Probation Laws Massachusetts
Probation is ordered by the Court to ensure that a defendant adheres to any sentence imposed upon a defendant. The concept of probation originated in Boston in 1841 when a local shoemaker offered to care for and rehabilitate a drunkard. The concept developed into the current system of releasing a defendant on specific behavioral conditions, and has him supervised by an agent of the Court, a probation officer (PO).
Being placed on probation is, many times, an appropriate resolution to a criminal charge. The defendant is ordered to comply with specific conditions within a specific period of time. If the defendant is successful, his or her matter will be dismissed. If the defendant fails to comply with the terms of probation, a number of things can happen.
If you fail to comply with any term of probation, and you do not communicate with your PO or attorney, the following will likely occur:
- Your PO can request from the Court, and will likely receive, a warrant for your arrest
- Your PO can serve you with a Notice of Surrender and seek to have you detained in jail
- Your PO can request to extend the termination date of probation
- Your PO can request to amend and add to the terms of your probation
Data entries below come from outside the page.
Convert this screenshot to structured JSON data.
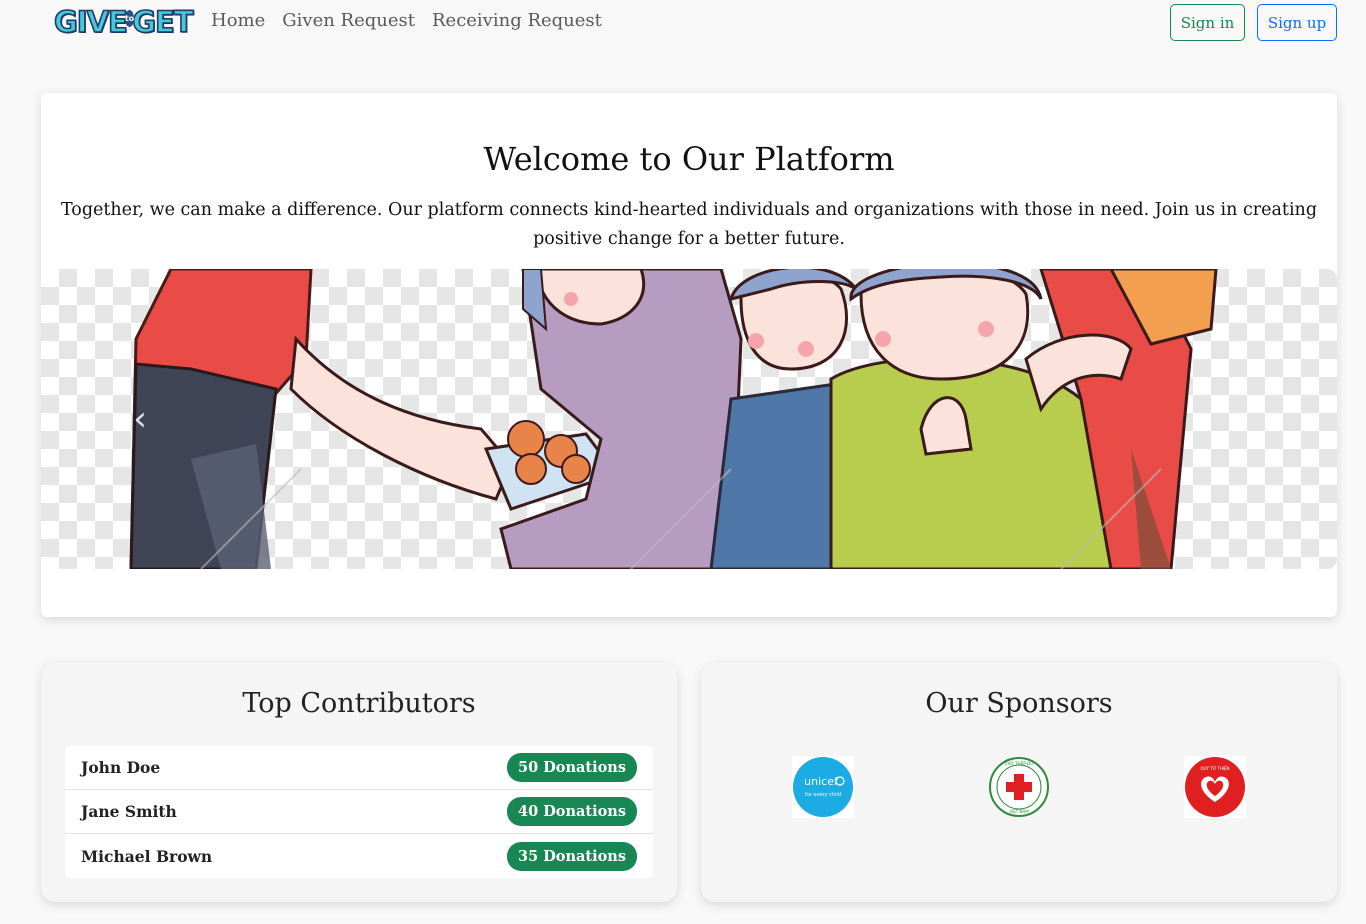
{
  "brand": {
    "part1": "GIVE",
    "to": "to",
    "part2": "GET"
  },
  "nav": {
    "links": [
      "Home",
      "Given Request",
      "Receiving Request"
    ],
    "sign_in": "Sign in",
    "sign_up": "Sign up"
  },
  "hero": {
    "title": "Welcome to Our Platform",
    "text": "Together, we can make a difference. Our platform connects kind-hearted individuals and organizations with those in need. Join us in creating positive change for a better future.",
    "prev_icon": "chevron-left-icon",
    "next_icon": "chevron-right-icon"
  },
  "contributors": {
    "title": "Top Contributors",
    "items": [
      {
        "name": "John Doe",
        "donations": "50 Donations"
      },
      {
        "name": "Jane Smith",
        "donations": "40 Donations"
      },
      {
        "name": "Michael Brown",
        "donations": "35 Donations"
      }
    ]
  },
  "sponsors": {
    "title": "Our Sponsors",
    "logos": [
      {
        "name": "unicef-logo",
        "text": "unicef",
        "sub": "for every child",
        "color": "#1cabe2"
      },
      {
        "name": "red-cross-logo",
        "text": "CHỮ THẬP ĐỎ",
        "sub": "VIỆT NAM",
        "color": "#e02020"
      },
      {
        "name": "charity-heart-logo",
        "text": "QUỸ TỪ THIỆN",
        "color": "#e02020"
      }
    ]
  },
  "colors": {
    "success": "#198754",
    "primary": "#0d6efd"
  }
}
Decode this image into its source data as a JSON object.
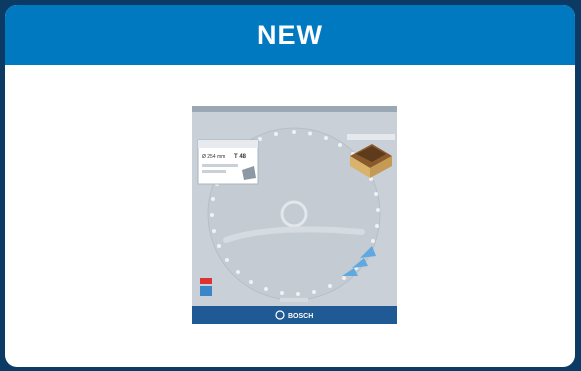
{
  "card": {
    "badge_label": "NEW"
  },
  "product": {
    "packaging": {
      "label_title": "Ø 254 mm",
      "teeth_badge": "T 48",
      "brand": "BOSCH",
      "accent_color": "#1f5a94",
      "disc_color": "#c4cbd3"
    }
  },
  "colors": {
    "outer_bg": "#0b3a64",
    "header_bg": "#0079c1",
    "card_bg": "#ffffff"
  }
}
It is imperative that you consult with your attorney if you are placed on probation or if you have violated probation. You receive a copy of the terms of probation. You should read them carefully, and consult with your attorney or PO if you have any questions or don't understand something.
Violating the terms of your probation can result in a harsher sentence, jail, additional terms, additional fees, and more.
The outcome of your case will depend on many factors including, but not limited to, your previous criminal history, whether you are currently on probation, the amount of injury or damages to the complaining witness, etc. An experienced attorney will be familiar with all the players – the Assistant District Attorneys who represent the Commonwealth and complaining witness, the probation officers, and the judges – the procedures and likely dispositions available to you. Kathleen Black Reynolds, Esq. is an experienced attorney familiar with the District Court process and players.
Call or email her for a complimentary consultation - 781.935.7100